US POLITICS

Activists Plan ‘Non-Peaceful’ Action At Trump’s Inauguration

A collection of radical activists and anarchists pledge to put Washington D.C. in "total paralysis" when "The Donald" gets sworn in as president

US POLITICS
File photo — REUTERS
Nov 17, 2016 at 5:00 PM ET

When Donald Trump is sworn in as president on January 20, there will protesters with signs and people marching in opposition to the newly elected president.

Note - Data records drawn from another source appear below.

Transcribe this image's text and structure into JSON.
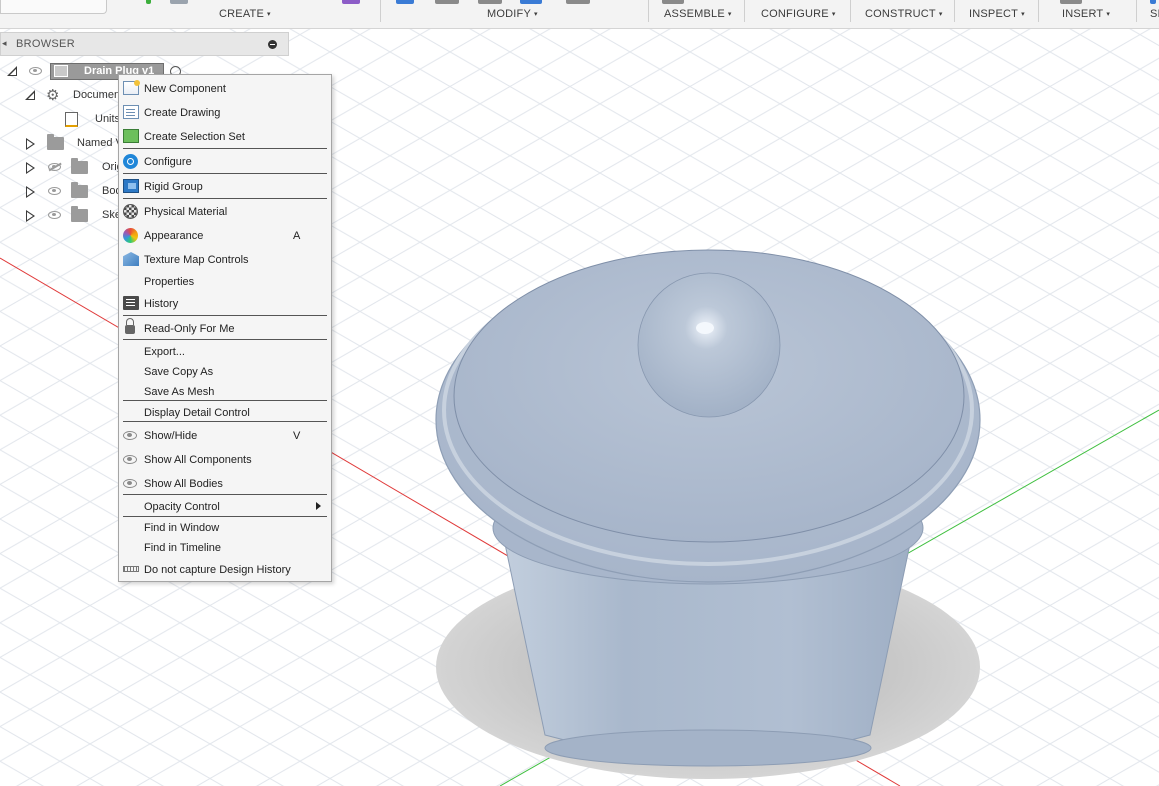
{
  "toolbar": {
    "groups": [
      {
        "label": "CREATE",
        "caret": "▾"
      },
      {
        "label": "MODIFY",
        "caret": "▾"
      },
      {
        "label": "ASSEMBLE",
        "caret": "▾"
      },
      {
        "label": "CONFIGURE",
        "caret": "▾"
      },
      {
        "label": "CONSTRUCT",
        "caret": "▾"
      },
      {
        "label": "INSPECT",
        "caret": "▾"
      },
      {
        "label": "INSERT",
        "caret": "▾"
      },
      {
        "label": "SI"
      }
    ]
  },
  "browser": {
    "title": "BROWSER",
    "collapse_glyph": "◂",
    "tree": [
      {
        "label": "Drain Plug v1",
        "icon": "component-icon",
        "visible": true
      },
      {
        "label": "Document Settings",
        "icon": "gear-icon"
      },
      {
        "label": "Units",
        "icon": "document-icon"
      },
      {
        "label": "Named Views",
        "icon": "folder-icon"
      },
      {
        "label": "Origin",
        "icon": "folder-icon",
        "visible": false
      },
      {
        "label": "Bodies",
        "icon": "folder-icon",
        "visible": true
      },
      {
        "label": "Sketches",
        "icon": "folder-icon",
        "visible": true
      }
    ]
  },
  "context_menu": {
    "items": [
      {
        "label": "New Component",
        "icon": "new-component-icon"
      },
      {
        "label": "Create Drawing",
        "icon": "create-drawing-icon"
      },
      {
        "label": "Create Selection Set",
        "icon": "selection-set-icon"
      },
      {
        "label": "Configure",
        "icon": "configure-icon"
      },
      {
        "label": "Rigid Group",
        "icon": "rigid-group-icon"
      },
      {
        "label": "Physical Material",
        "icon": "physical-material-icon"
      },
      {
        "label": "Appearance",
        "icon": "appearance-icon",
        "shortcut": "A"
      },
      {
        "label": "Texture Map Controls",
        "icon": "texture-map-icon"
      },
      {
        "label": "Properties"
      },
      {
        "label": "History",
        "icon": "history-icon"
      },
      {
        "label": "Read-Only For Me",
        "icon": "lock-icon"
      },
      {
        "label": "Export..."
      },
      {
        "label": "Save Copy As"
      },
      {
        "label": "Save As Mesh"
      },
      {
        "label": "Display Detail Control"
      },
      {
        "label": "Show/Hide",
        "icon": "eye-icon",
        "shortcut": "V"
      },
      {
        "label": "Show All Components",
        "icon": "eye-icon"
      },
      {
        "label": "Show All Bodies",
        "icon": "eye-icon"
      },
      {
        "label": "Opacity Control",
        "submenu": true
      },
      {
        "label": "Find in Window"
      },
      {
        "label": "Find in Timeline"
      },
      {
        "label": "Do not capture Design History",
        "icon": "capture-history-icon"
      }
    ]
  },
  "colors": {
    "model_body": "#aebbd0",
    "grid_line": "#e2e6ec",
    "axis_x": "#e03a3a",
    "axis_y": "#3fbf3f",
    "menu_bg": "#f5f5f5",
    "toolbar_bg": "#f3f3f3"
  }
}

But others are planning “direct action” activism that will leave Washington D.C. in “total paralysis,” according to an organizer of activists and anarchists who plan to create chaos across the capitol city in an attempt to disrupt the inauguration and mobilize people in the growing movement against Trump.

Since Trump’s election, a movement called DisruptJ20 has taken off online among activist groups, anarchists, and the anti-facist movement. The goal is to organize the groups and ideologies under a shared goal: disrupting Washington D.C. on inauguration day in protest of Trump’s presidency in any way they can.

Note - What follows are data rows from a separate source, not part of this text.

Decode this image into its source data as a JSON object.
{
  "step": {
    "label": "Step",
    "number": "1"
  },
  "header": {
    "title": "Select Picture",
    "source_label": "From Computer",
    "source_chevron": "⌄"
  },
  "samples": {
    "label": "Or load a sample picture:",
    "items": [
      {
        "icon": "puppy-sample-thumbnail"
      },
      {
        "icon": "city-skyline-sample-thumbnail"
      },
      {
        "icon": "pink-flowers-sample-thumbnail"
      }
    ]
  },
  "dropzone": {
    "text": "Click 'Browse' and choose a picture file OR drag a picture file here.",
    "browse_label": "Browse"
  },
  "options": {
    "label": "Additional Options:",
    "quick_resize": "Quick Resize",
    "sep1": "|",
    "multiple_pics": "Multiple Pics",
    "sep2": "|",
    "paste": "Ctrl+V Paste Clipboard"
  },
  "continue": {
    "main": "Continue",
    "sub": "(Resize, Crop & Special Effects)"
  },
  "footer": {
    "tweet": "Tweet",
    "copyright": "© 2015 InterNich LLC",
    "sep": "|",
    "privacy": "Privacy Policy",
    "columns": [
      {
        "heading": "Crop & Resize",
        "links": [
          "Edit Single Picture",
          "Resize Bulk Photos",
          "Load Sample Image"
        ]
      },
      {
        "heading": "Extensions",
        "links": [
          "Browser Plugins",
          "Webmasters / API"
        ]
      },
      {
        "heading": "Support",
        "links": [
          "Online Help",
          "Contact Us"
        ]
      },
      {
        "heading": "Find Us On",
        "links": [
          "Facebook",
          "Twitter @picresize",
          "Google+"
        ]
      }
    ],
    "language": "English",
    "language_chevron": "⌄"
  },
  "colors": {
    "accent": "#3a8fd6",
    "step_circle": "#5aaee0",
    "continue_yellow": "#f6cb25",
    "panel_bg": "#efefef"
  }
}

“We’re not just organizing some boring-ass march,” one of the organizers, Legba Carrefour, told Vocativ. “We want direct action.”

The goal, he said, is to simply create a disruption and “build on an evolving movement.”

Carrefour, who has been involved in “radical activism” for about 20 years, said he expects the activists to do things similar to what activists in the Black Lives Matter movement have done like block highways around the city, as well as other “direct action” that may or may not involve violence or destruction. To properly define “direct action” he pointed Vocativ to a Wikipedia page, which describes it as “when a group takes an action which is intended to reveal an existing problem, highlight an alternative, or demonstrate a possible solution to a social issue. This can include nonviolent and less often violent activities which target persons, groups, or property deemed offensive to the direct action participants.”

On social media, under the hashtag #DisruptJ20, some activists are openly calling for violence—”non-peaceful Trump transition” is a familiar refrain. Carrefour wouldn’t say whether he condones or encourages demonstrators to use violence. “We’re just providing an infrastructure. I can’t comment on what anyone else is doing,” he said.

The infrastructure, he said, is things like housing for out-of-town activists and a forum for different groups to organize, as well as basic things like water and “a convergence space for people to meet up.”

The city and federal law enforcement officials are already preparing for what will likely be a chaotic day in D.C.—they’re expecting up to 30,000 protestors and will “plan accordingly,” according to local media outlets.

Sixteen different activist groups already have signed on under the DisruptJ20 umbrella, some of which have used violence and destruction of property in the past during other movements like Occupy Wall Street, or at Ku Klux Klan rallies. But nothing, said Carrefour, has sparked more outrage than the election of Donald Trump.

“In my 20 years of doing radical activism I’ve never seen an uprise, or a social unrest like I have with this,” he said. “And for good reason.”